Opening the series of events celebrating Rough Trade’s 40th anniversary is a night of collaborations at the Barbican, alongside pop up and spoken word performances, a Rough Trade shop and some afternoon sessions as part of the Battle of Ideas festival.
First up at the Barbican are post-punk bands The Pop Group and Protomartyr. Pioneers of the post-punk scene, British band The Pop Group formed in Bristol in 1977 out of a sense of disenchantment with the increasing conservatism of punk, and were signed to Rough Trade within 12 months of forming. Here they collaborate with US band Protomartyr, who formed in 2008 and have released 3 albums to date.
The event continues with collaborations between Scritti Politti and Alexis Taylor as well as John Grant and Wrangler (feat. Stephen Mallinder). British band Scritti Politti was originally formed in 1977 by Welsh singer-songwriter Green Gartside and first signed to Rough Trade Records in 1979. Here he collaborates with Hot Chip’s Alexis Taylor, whose latest album Piano came out in June 2016 on Moshi Moshi.
Wrangler is a new project, featuring members of influential acts such as Stephen Mallinder (Cabaret Voltaire – whose association with Rough Trade goes back to the very roots of the independent scene), Phil Winter (Tunng) and Benge (John Foxx & The Maths). Here they team up with John Grant – American singer/songwriter from Denver, Colorado and former lead vocalist with cult favourites The Czars, whose third solo album Grey Tickles, Black Pressure received great critical acclaim. John Grant said: “As a huge fan of Cabaret Voltaire and electronic music in general for over 30 years, it is a huge honour and a dream come true for me to have the opportunity to collaborate with Wrangler”.

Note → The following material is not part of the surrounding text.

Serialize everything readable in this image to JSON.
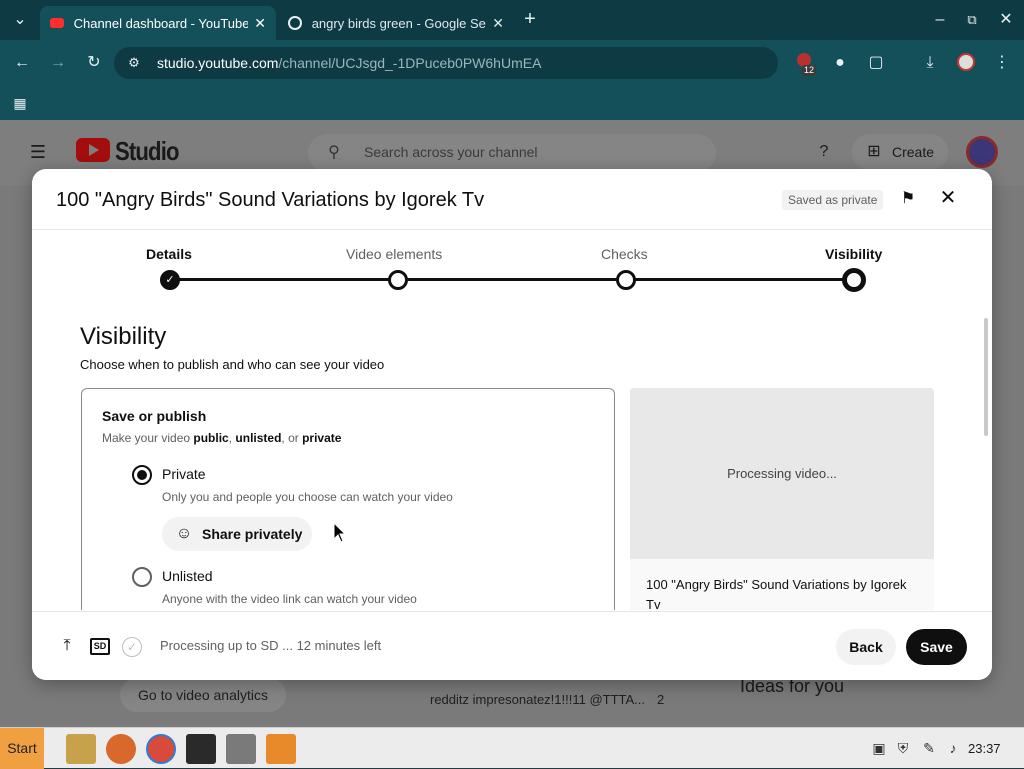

Stephen Mallinder added: “Joining forces with John seemed to be the consequence of like-minded spirits drawn together and the inevitable trajectory of our collective planets. We had a great opportunity to spend time working on something very specific and original – to literally bring together the raw elements common to all us – analogue synths, sequences, drum machines, fat basslines, weird noises, beautiful (and wonky) voices.”